### Exercise data
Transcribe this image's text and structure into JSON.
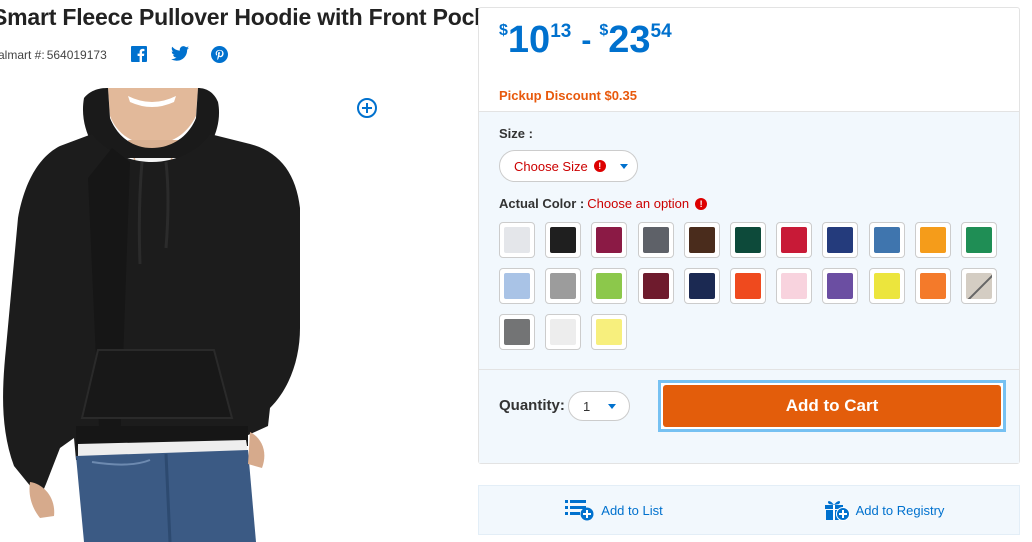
{
  "product": {
    "title": "Smart Fleece Pullover Hoodie with Front Pocket",
    "sku_label": "almart #:",
    "sku": "564019173"
  },
  "share": {
    "icons": [
      "facebook-icon",
      "twitter-icon",
      "pinterest-icon"
    ]
  },
  "price": {
    "currency": "$",
    "min_dollars": "10",
    "min_cents": "13",
    "separator": "-",
    "max_dollars": "23",
    "max_cents": "54",
    "color": "#0071ce"
  },
  "pickup_discount": "Pickup Discount $0.35",
  "size": {
    "label": "Size :",
    "selected": "Choose Size",
    "error_icon": "!"
  },
  "color": {
    "label": "Actual Color :",
    "hint": "Choose an option",
    "swatches": [
      {
        "name": "light-gray",
        "hex": "#e4e6ea"
      },
      {
        "name": "black",
        "hex": "#1f1f1f"
      },
      {
        "name": "maroon",
        "hex": "#8b1a45"
      },
      {
        "name": "charcoal",
        "hex": "#5e6168"
      },
      {
        "name": "brown",
        "hex": "#4a2c1c"
      },
      {
        "name": "forest-green",
        "hex": "#0d4a3a"
      },
      {
        "name": "red",
        "hex": "#c81a37"
      },
      {
        "name": "navy",
        "hex": "#243b7c"
      },
      {
        "name": "steel-blue",
        "hex": "#3f75ae"
      },
      {
        "name": "gold",
        "hex": "#f59c1a"
      },
      {
        "name": "kelly-green",
        "hex": "#1f8e55"
      },
      {
        "name": "light-blue",
        "hex": "#a9c3e6"
      },
      {
        "name": "heather-gray",
        "hex": "#9c9c9c"
      },
      {
        "name": "lime",
        "hex": "#8cc84b"
      },
      {
        "name": "burgundy",
        "hex": "#6e1b2d"
      },
      {
        "name": "deep-navy",
        "hex": "#1b2952"
      },
      {
        "name": "orange-red",
        "hex": "#ef4a1e"
      },
      {
        "name": "pink",
        "hex": "#f8d3de"
      },
      {
        "name": "purple",
        "hex": "#6b4ea2"
      },
      {
        "name": "yellow",
        "hex": "#ece53d"
      },
      {
        "name": "orange",
        "hex": "#f47a2a"
      },
      {
        "name": "sand-unavailable",
        "hex": "#d4cdc3",
        "unavailable": true
      },
      {
        "name": "slate",
        "hex": "#737475"
      },
      {
        "name": "off-white",
        "hex": "#ededed"
      },
      {
        "name": "pale-yellow",
        "hex": "#f7ef7d"
      }
    ]
  },
  "quantity": {
    "label": "Quantity:",
    "value": "1"
  },
  "add_to_cart": "Add to Cart",
  "add_to_list": "Add to List",
  "add_to_registry": "Add to Registry",
  "colors": {
    "accent": "#0071ce",
    "cart": "#e35d0b",
    "pickup": "#e8590c",
    "error": "#cc0000"
  }
}
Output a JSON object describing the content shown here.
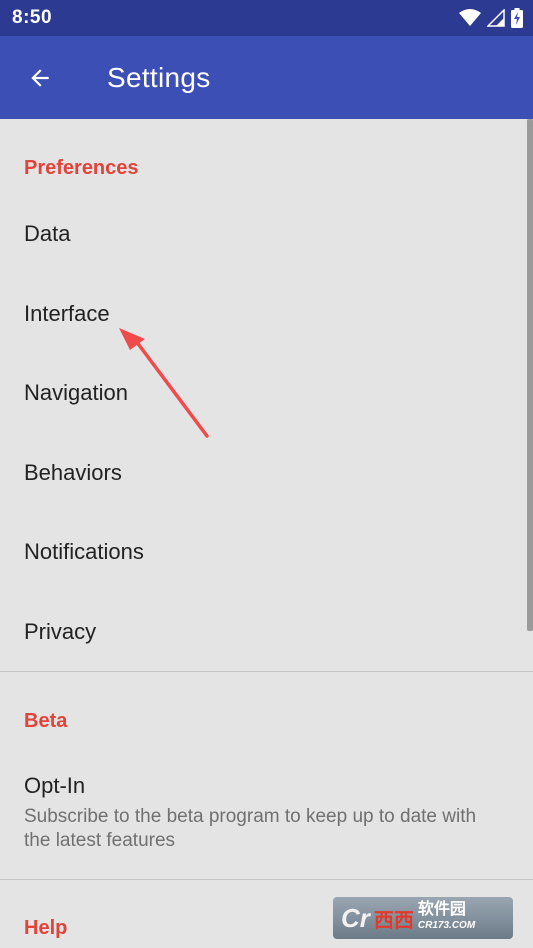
{
  "status_bar": {
    "time": "8:50"
  },
  "app_bar": {
    "title": "Settings"
  },
  "sections": {
    "preferences": {
      "header": "Preferences",
      "items": [
        "Data",
        "Interface",
        "Navigation",
        "Behaviors",
        "Notifications",
        "Privacy"
      ]
    },
    "beta": {
      "header": "Beta",
      "optin_title": "Opt-In",
      "optin_summary": "Subscribe to the beta program to keep up to date with the latest features"
    },
    "help": {
      "header": "Help"
    }
  },
  "watermark": {
    "text_main": "西西",
    "text_cn": "软件园",
    "text_en": "CR173.COM"
  },
  "colors": {
    "status_bar": "#2c3a91",
    "app_bar": "#3c4fb5",
    "accent": "#e0443a",
    "background": "#e4e4e4",
    "annotation_arrow": "#f04b4b"
  },
  "icons": {
    "back": "arrow-back-icon",
    "wifi": "wifi-icon",
    "signal": "signal-icon",
    "battery": "battery-charging-icon"
  }
}
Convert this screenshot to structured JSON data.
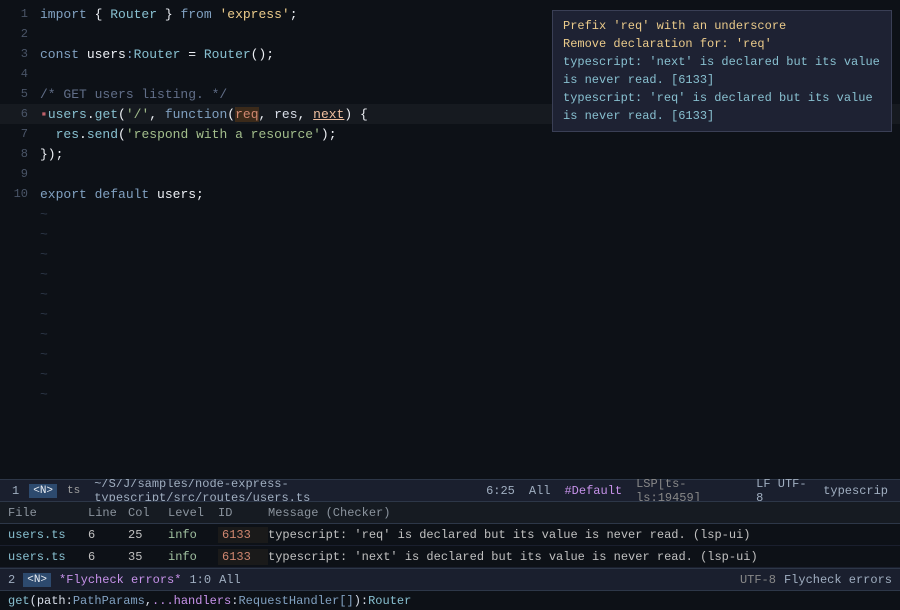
{
  "editor": {
    "lines": [
      {
        "num": 1,
        "content": "import_line"
      },
      {
        "num": 2,
        "content": "blank"
      },
      {
        "num": 3,
        "content": "const_line"
      },
      {
        "num": 4,
        "content": "blank"
      },
      {
        "num": 5,
        "content": "comment_line"
      },
      {
        "num": 6,
        "content": "users_get_line",
        "active": true
      },
      {
        "num": 7,
        "content": "res_send_line"
      },
      {
        "num": 8,
        "content": "close_brace"
      },
      {
        "num": 9,
        "content": "blank"
      },
      {
        "num": 10,
        "content": "export_line"
      }
    ],
    "tildes": [
      11,
      12,
      13,
      14,
      15,
      16,
      17,
      18,
      19,
      20
    ]
  },
  "diag_panel": {
    "action1": "Prefix 'req' with an underscore",
    "action2": "Remove declaration for: 'req'",
    "info1": "typescript: 'next' is declared but its value is never read. [6133]",
    "info2": "typescript: 'req' is declared but its value is never read. [6133]"
  },
  "status_bar": {
    "line_num": "1",
    "mode": "N",
    "ts_icon": "ts",
    "path": "~/S/J/samples/node-express-typescript/src/routes/users.ts",
    "position": "6:25",
    "scope": "All",
    "default_tag": "#Default",
    "lsp": "LSP[ts-ls:19459]",
    "encoding": "LF UTF-8",
    "major_mode": "typescrip"
  },
  "diag_list": {
    "headers": [
      "File",
      "Line",
      "Col",
      "Level",
      "ID",
      "Message (Checker)"
    ],
    "rows": [
      {
        "file": "users.ts",
        "line": "6",
        "col": "25",
        "level": "info",
        "id": "6133",
        "msg": "typescript: 'req' is declared but its value is never read. (lsp-ui)"
      },
      {
        "file": "users.ts",
        "line": "6",
        "col": "35",
        "level": "info",
        "id": "6133",
        "msg": "typescript: 'next' is declared but its value is never read. (lsp-ui)"
      }
    ]
  },
  "bottom_bar": {
    "line_num": "2",
    "mode": "N",
    "flycheck": "*Flycheck errors*",
    "position": "1:0",
    "scope": "All",
    "encoding": "UTF-8",
    "mode_label": "Flycheck errors"
  },
  "mini_buf": {
    "fn": "get",
    "param1": "path",
    "type1": "PathParams",
    "param2": "...handlers",
    "type2": "RequestHandler[]",
    "ret": "Router"
  }
}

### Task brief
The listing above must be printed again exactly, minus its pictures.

### Exercise result
Transcribe this image's text and structure into JSON.
{
  "product": {
    "title": "Smart Fleece Pullover Hoodie with Front Pocket",
    "sku_label": "almart #:",
    "sku": "564019173"
  },
  "share": {
    "icons": [
      "facebook-icon",
      "twitter-icon",
      "pinterest-icon"
    ]
  },
  "price": {
    "currency": "$",
    "min_dollars": "10",
    "min_cents": "13",
    "separator": "-",
    "max_dollars": "23",
    "max_cents": "54",
    "color": "#0071ce"
  },
  "pickup_discount": "Pickup Discount $0.35",
  "size": {
    "label": "Size :",
    "selected": "Choose Size",
    "error_icon": "!"
  },
  "color": {
    "label": "Actual Color :",
    "hint": "Choose an option",
    "swatches": [
      {
        "name": "light-gray",
        "hex": "#e4e6ea"
      },
      {
        "name": "black",
        "hex": "#1f1f1f"
      },
      {
        "name": "maroon",
        "hex": "#8b1a45"
      },
      {
        "name": "charcoal",
        "hex": "#5e6168"
      },
      {
        "name": "brown",
        "hex": "#4a2c1c"
      },
      {
        "name": "forest-green",
        "hex": "#0d4a3a"
      },
      {
        "name": "red",
        "hex": "#c81a37"
      },
      {
        "name": "navy",
        "hex": "#243b7c"
      },
      {
        "name": "steel-blue",
        "hex": "#3f75ae"
      },
      {
        "name": "gold",
        "hex": "#f59c1a"
      },
      {
        "name": "kelly-green",
        "hex": "#1f8e55"
      },
      {
        "name": "light-blue",
        "hex": "#a9c3e6"
      },
      {
        "name": "heather-gray",
        "hex": "#9c9c9c"
      },
      {
        "name": "lime",
        "hex": "#8cc84b"
      },
      {
        "name": "burgundy",
        "hex": "#6e1b2d"
      },
      {
        "name": "deep-navy",
        "hex": "#1b2952"
      },
      {
        "name": "orange-red",
        "hex": "#ef4a1e"
      },
      {
        "name": "pink",
        "hex": "#f8d3de"
      },
      {
        "name": "purple",
        "hex": "#6b4ea2"
      },
      {
        "name": "yellow",
        "hex": "#ece53d"
      },
      {
        "name": "orange",
        "hex": "#f47a2a"
      },
      {
        "name": "sand-unavailable",
        "hex": "#d4cdc3",
        "unavailable": true
      },
      {
        "name": "slate",
        "hex": "#737475"
      },
      {
        "name": "off-white",
        "hex": "#ededed"
      },
      {
        "name": "pale-yellow",
        "hex": "#f7ef7d"
      }
    ]
  },
  "quantity": {
    "label": "Quantity:",
    "value": "1"
  },
  "add_to_cart": "Add to Cart",
  "add_to_list": "Add to List",
  "add_to_registry": "Add to Registry",
  "colors": {
    "accent": "#0071ce",
    "cart": "#e35d0b",
    "pickup": "#e8590c",
    "error": "#cc0000"
  }
}
Output a JSON object describing the content shown here.
{
  "status_bar": {
    "time": "8:50"
  },
  "app_bar": {
    "title": "Settings"
  },
  "sections": {
    "preferences": {
      "header": "Preferences",
      "items": [
        "Data",
        "Interface",
        "Navigation",
        "Behaviors",
        "Notifications",
        "Privacy"
      ]
    },
    "beta": {
      "header": "Beta",
      "optin_title": "Opt-In",
      "optin_summary": "Subscribe to the beta program to keep up to date with the latest features"
    },
    "help": {
      "header": "Help"
    }
  },
  "watermark": {
    "text_main": "西西",
    "text_cn": "软件园",
    "text_en": "CR173.COM"
  },
  "colors": {
    "status_bar": "#2c3a91",
    "app_bar": "#3c4fb5",
    "accent": "#e0443a",
    "background": "#e4e4e4",
    "annotation_arrow": "#f04b4b"
  },
  "icons": {
    "back": "arrow-back-icon",
    "wifi": "wifi-icon",
    "signal": "signal-icon",
    "battery": "battery-charging-icon"
  }
}
Convert this screenshot to structured JSON data.
{
  "editor": {
    "lines": [
      {
        "num": 1,
        "content": "import_line"
      },
      {
        "num": 2,
        "content": "blank"
      },
      {
        "num": 3,
        "content": "const_line"
      },
      {
        "num": 4,
        "content": "blank"
      },
      {
        "num": 5,
        "content": "comment_line"
      },
      {
        "num": 6,
        "content": "users_get_line",
        "active": true
      },
      {
        "num": 7,
        "content": "res_send_line"
      },
      {
        "num": 8,
        "content": "close_brace"
      },
      {
        "num": 9,
        "content": "blank"
      },
      {
        "num": 10,
        "content": "export_line"
      }
    ],
    "tildes": [
      11,
      12,
      13,
      14,
      15,
      16,
      17,
      18,
      19,
      20
    ]
  },
  "diag_panel": {
    "action1": "Prefix 'req' with an underscore",
    "action2": "Remove declaration for: 'req'",
    "info1": "typescript: 'next' is declared but its value is never read. [6133]",
    "info2": "typescript: 'req' is declared but its value is never read. [6133]"
  },
  "status_bar": {
    "line_num": "1",
    "mode": "N",
    "ts_icon": "ts",
    "path": "~/S/J/samples/node-express-typescript/src/routes/users.ts",
    "position": "6:25",
    "scope": "All",
    "default_tag": "#Default",
    "lsp": "LSP[ts-ls:19459]",
    "encoding": "LF UTF-8",
    "major_mode": "typescrip"
  },
  "diag_list": {
    "headers": [
      "File",
      "Line",
      "Col",
      "Level",
      "ID",
      "Message (Checker)"
    ],
    "rows": [
      {
        "file": "users.ts",
        "line": "6",
        "col": "25",
        "level": "info",
        "id": "6133",
        "msg": "typescript: 'req' is declared but its value is never read. (lsp-ui)"
      },
      {
        "file": "users.ts",
        "line": "6",
        "col": "35",
        "level": "info",
        "id": "6133",
        "msg": "typescript: 'next' is declared but its value is never read. (lsp-ui)"
      }
    ]
  },
  "bottom_bar": {
    "line_num": "2",
    "mode": "N",
    "flycheck": "*Flycheck errors*",
    "position": "1:0",
    "scope": "All",
    "encoding": "UTF-8",
    "mode_label": "Flycheck errors"
  },
  "mini_buf": {
    "fn": "get",
    "param1": "path",
    "type1": "PathParams",
    "param2": "...handlers",
    "type2": "RequestHandler[]",
    "ret": "Router"
  }
}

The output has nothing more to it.